Serena H Chen, MD: “IVF is very advanced today and most couples will eventually conceive if they can persist.”
Daniela: Thank you for going in depth on a question that many ask on their journey to baby. It was a pleasure speaking with you today, Dr. Chen. On a final note, what would be your one piece of advice to readers about to embark on this journey?
Serena H Chen, MD: Keep doing what they are doing! Obviously if they are on Dreaming of Baby they are trying to become educated about their health, and that is a good thing! Just remember that you do need to see a doctor if you have concerns, since Dr. Google does not know your particular situation. So very good to read and become educated but you cannot treat yourself. Find a good doctor that can help you with this journey and be your healthiest self! We have lots of good information at our website www.sbivf.com. Also ASRM.org has great information for people trying to conceive. I try to educate people on Twitter and Instagram so I hope people will connect with me there! I am also on an exciting new platform MedAnswers – would love for people to download this new app that allows people all over the world to directly connect with physicians who are experts in reproductive medicine.
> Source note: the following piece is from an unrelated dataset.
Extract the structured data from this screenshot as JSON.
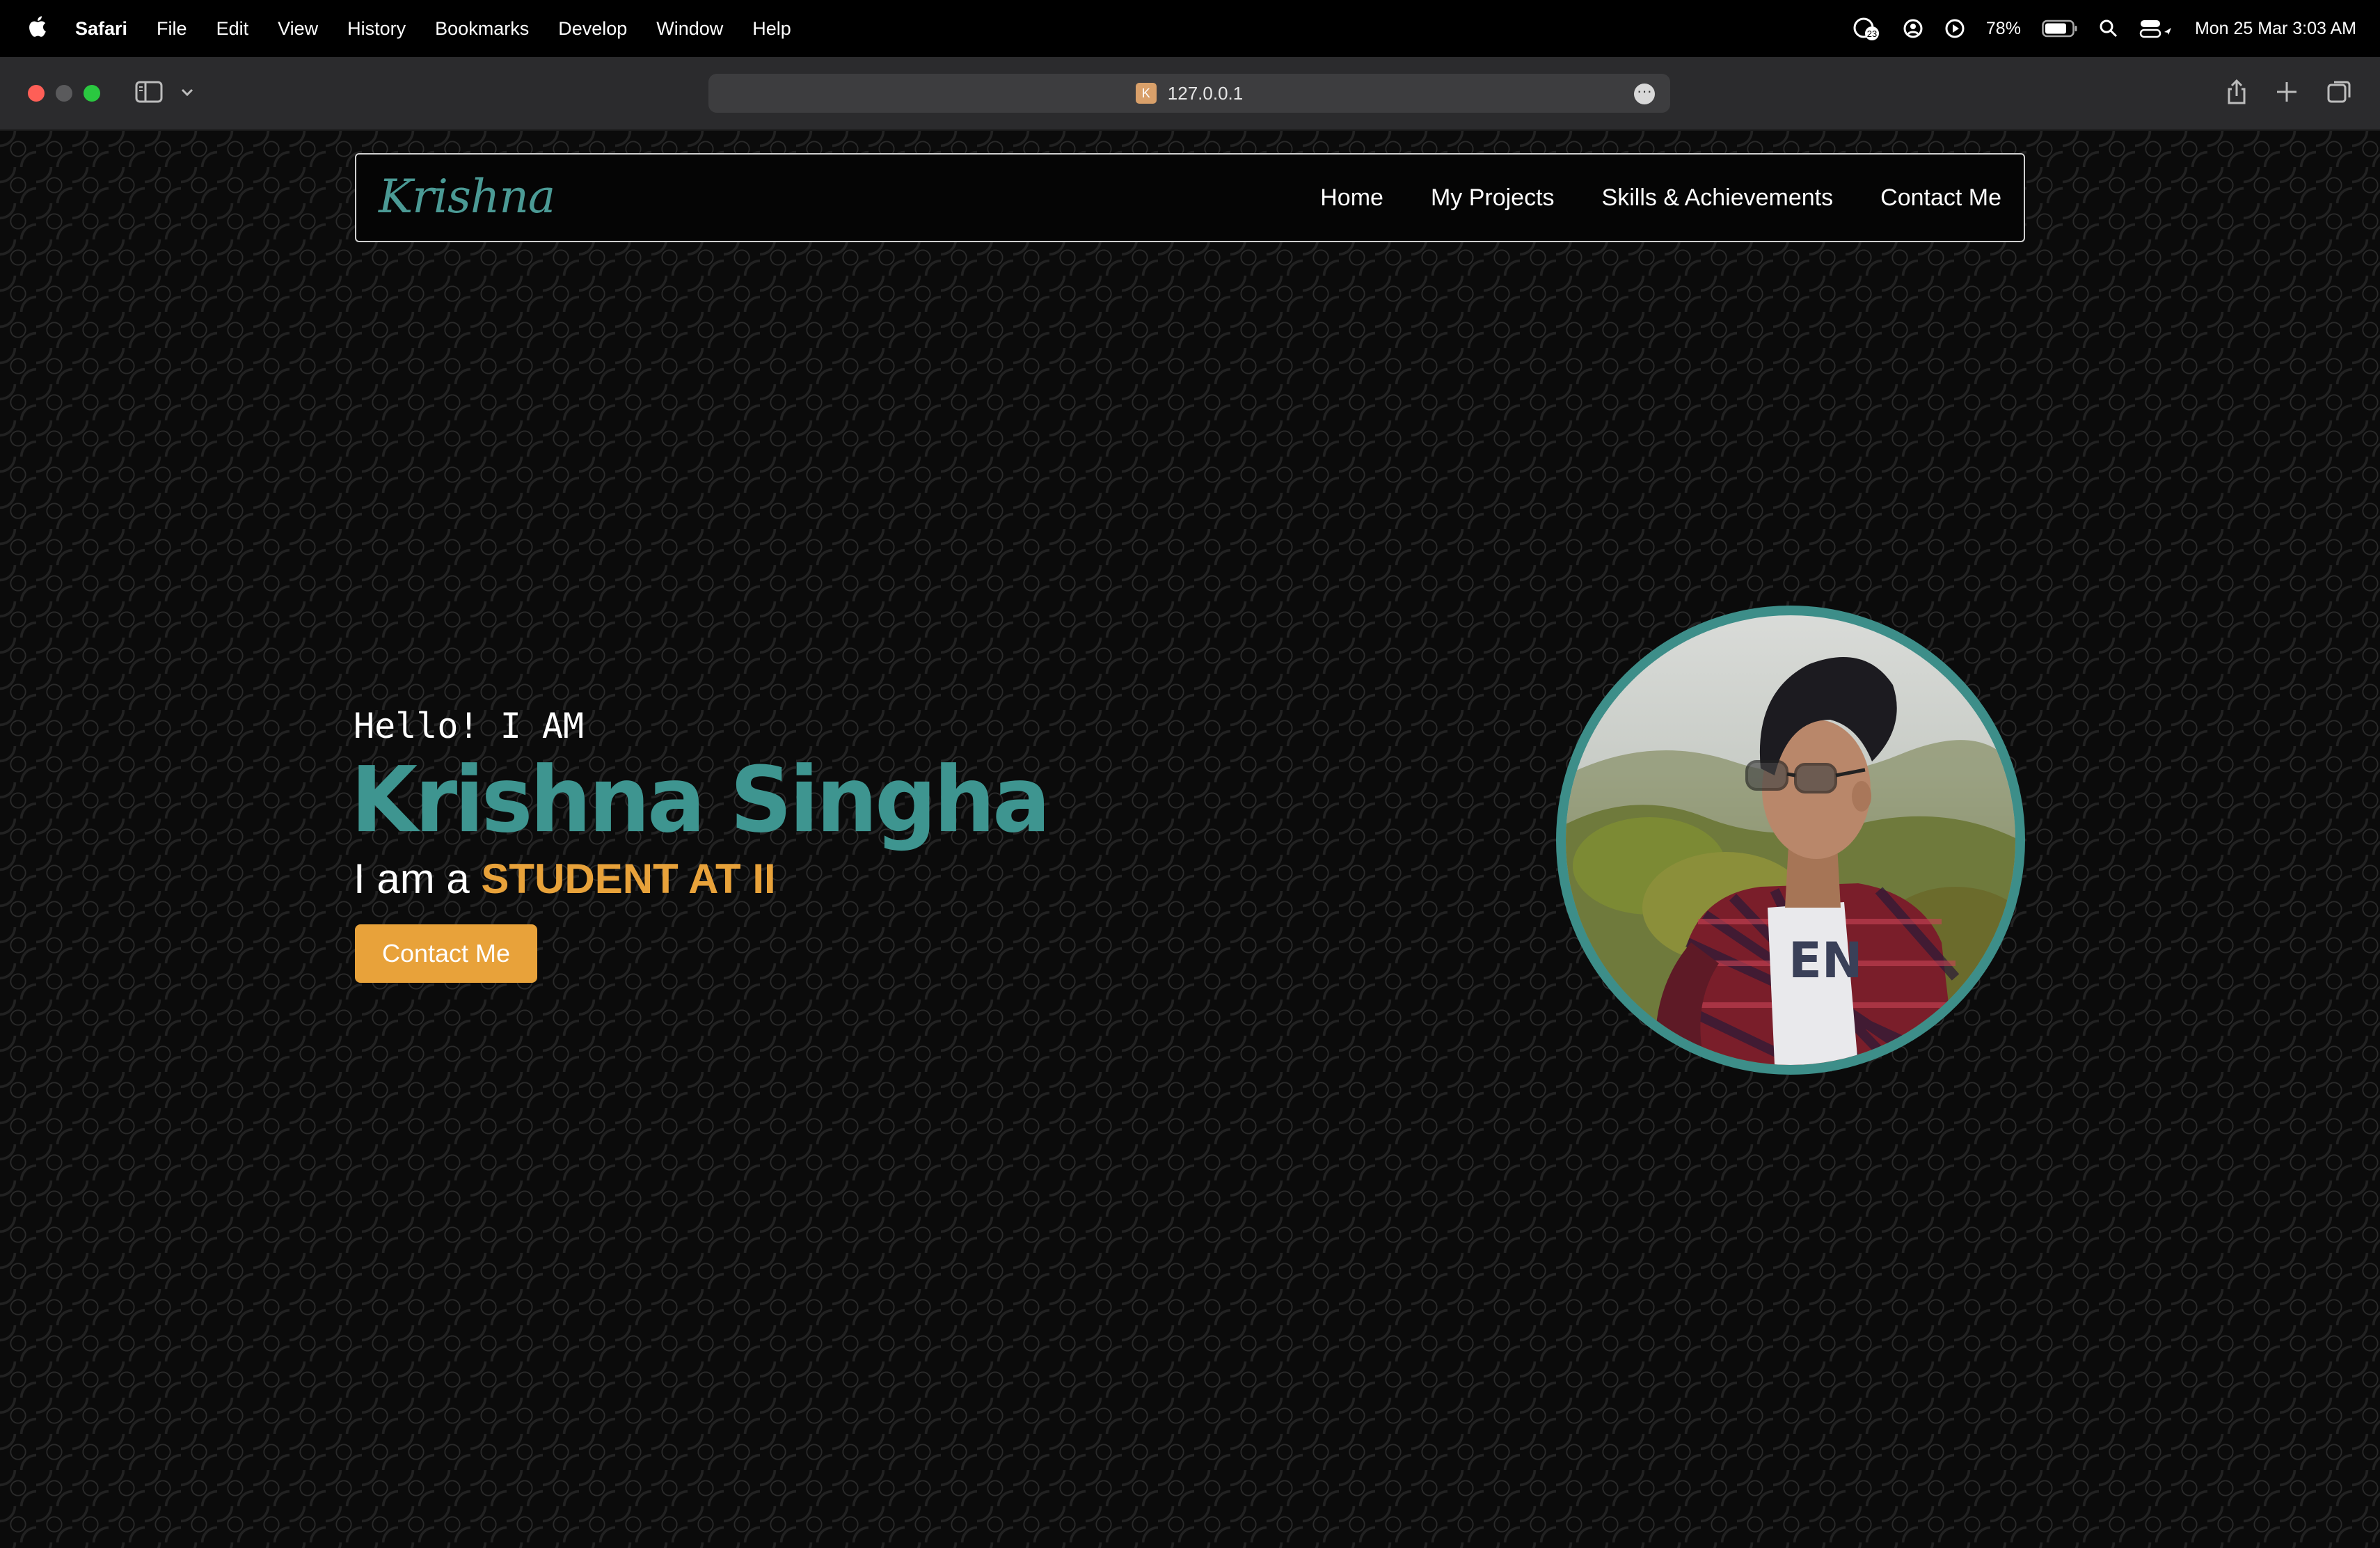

Daniela: Thank you, Dr. Chen, the insight you have provided will be helpful to many!